He promised changes that would “shake the roots of the trees.” But he governed as a relatively cautious moderate, avoiding the constitutional changes and polarization that have caused upheaval in other South American nations.

As president, he overhauled the healthcare system and expanded aid for families, children and the elderly.

“The initiatives impacted the lives of children, workers and women, contributing to improved standards of living and a sharp reduction in poverty,” said Jenny Pribble, the coordinator of global studies at the University of Richmond and author of a book about Vázquez.

His popularity on leaving office paved the way for the election of his successor, Jose Mujica, a folksy former guerrilla. Uruguay's constitution forbids immediate reelection.

The two were among the leaders who helped the small county of nearly 3.4 million people become widely seen as an example of democracy in the region, calmly assuming and relinquishing power.

The Front held power for 15 years as the country's economy grew and equality initially improved.

But in the second Vázquez administration, the economy softened, crime rose and Vice President Raúl Sendic was forced to resign over corruption allegations. The Front lost power after a runoff in last year's election.

Vázquez had seemed open to that possibility before the vote: “I believe we have to alternate, people, parties. It’s always good to have a fresh mind, with another outlook, another will and another desire to do things.”

As president, he formed part of the “pink wave” of left-leaning governments that swept across Latin America and he quickly reestablished diplomatic relations with Cuba.

But he also managed to maintain good relations with Republican U.S. President George W. Bush, sometimes to the frustration of his own backers.

The tall and trim son of an oil worker, Vázquez was born in a tin-roofed shack in the working class La Teja neighborhood of Montevideo, where he later served as head of a local soccer team that went on to win the national championship.

As a youth, he sold newspapers, worked as a carpenter and installed windows. He excelled in medical school and opted for a career as an oncologist after a six-year period in which a sister, brother and his father died of cancer.

After achieving a medical degree, he opened a clinic in a poor neighborhood at a time when quality health care was hard to find for the poor.

“He always said that the same motivations that led him to medicine led him to politics,” said Ariel Bergamino, a longtime friend.

He won election as mayor of the capital, Montevideo, in 1989 and was known for an approach to leftist politics that stressed the problems of peoples' lives rather than doctrinaire talking points.

He was a “straightforward type” who “knew where he came fron,” said Gerardo Caetano, a local historian. “He got bored in political meetings,” but kept up his medical practice after becoming a public official, continuing to work one day a week even during his first term as president.

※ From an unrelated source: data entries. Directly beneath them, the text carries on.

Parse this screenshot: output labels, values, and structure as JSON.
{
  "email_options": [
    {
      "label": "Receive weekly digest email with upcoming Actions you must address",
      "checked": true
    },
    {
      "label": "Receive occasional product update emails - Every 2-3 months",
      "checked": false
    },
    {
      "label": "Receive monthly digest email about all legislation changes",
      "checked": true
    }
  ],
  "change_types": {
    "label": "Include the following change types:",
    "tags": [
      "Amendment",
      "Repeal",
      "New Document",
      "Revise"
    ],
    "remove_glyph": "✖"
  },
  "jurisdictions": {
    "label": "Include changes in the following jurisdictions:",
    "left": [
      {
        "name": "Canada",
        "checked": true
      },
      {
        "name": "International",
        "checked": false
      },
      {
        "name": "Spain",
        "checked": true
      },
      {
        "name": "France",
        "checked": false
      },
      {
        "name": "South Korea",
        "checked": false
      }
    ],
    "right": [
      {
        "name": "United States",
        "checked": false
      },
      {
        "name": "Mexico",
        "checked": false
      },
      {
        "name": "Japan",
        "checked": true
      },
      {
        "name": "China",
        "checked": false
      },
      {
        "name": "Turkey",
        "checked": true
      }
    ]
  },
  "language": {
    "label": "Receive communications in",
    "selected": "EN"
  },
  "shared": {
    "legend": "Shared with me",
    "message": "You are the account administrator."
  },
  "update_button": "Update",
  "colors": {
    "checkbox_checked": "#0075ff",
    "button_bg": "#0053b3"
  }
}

During that first term, as president he championed some of the world’s strictest tobacco regulations.


Associated Press Writer Patricia Luna contributed from Santiago, Chile.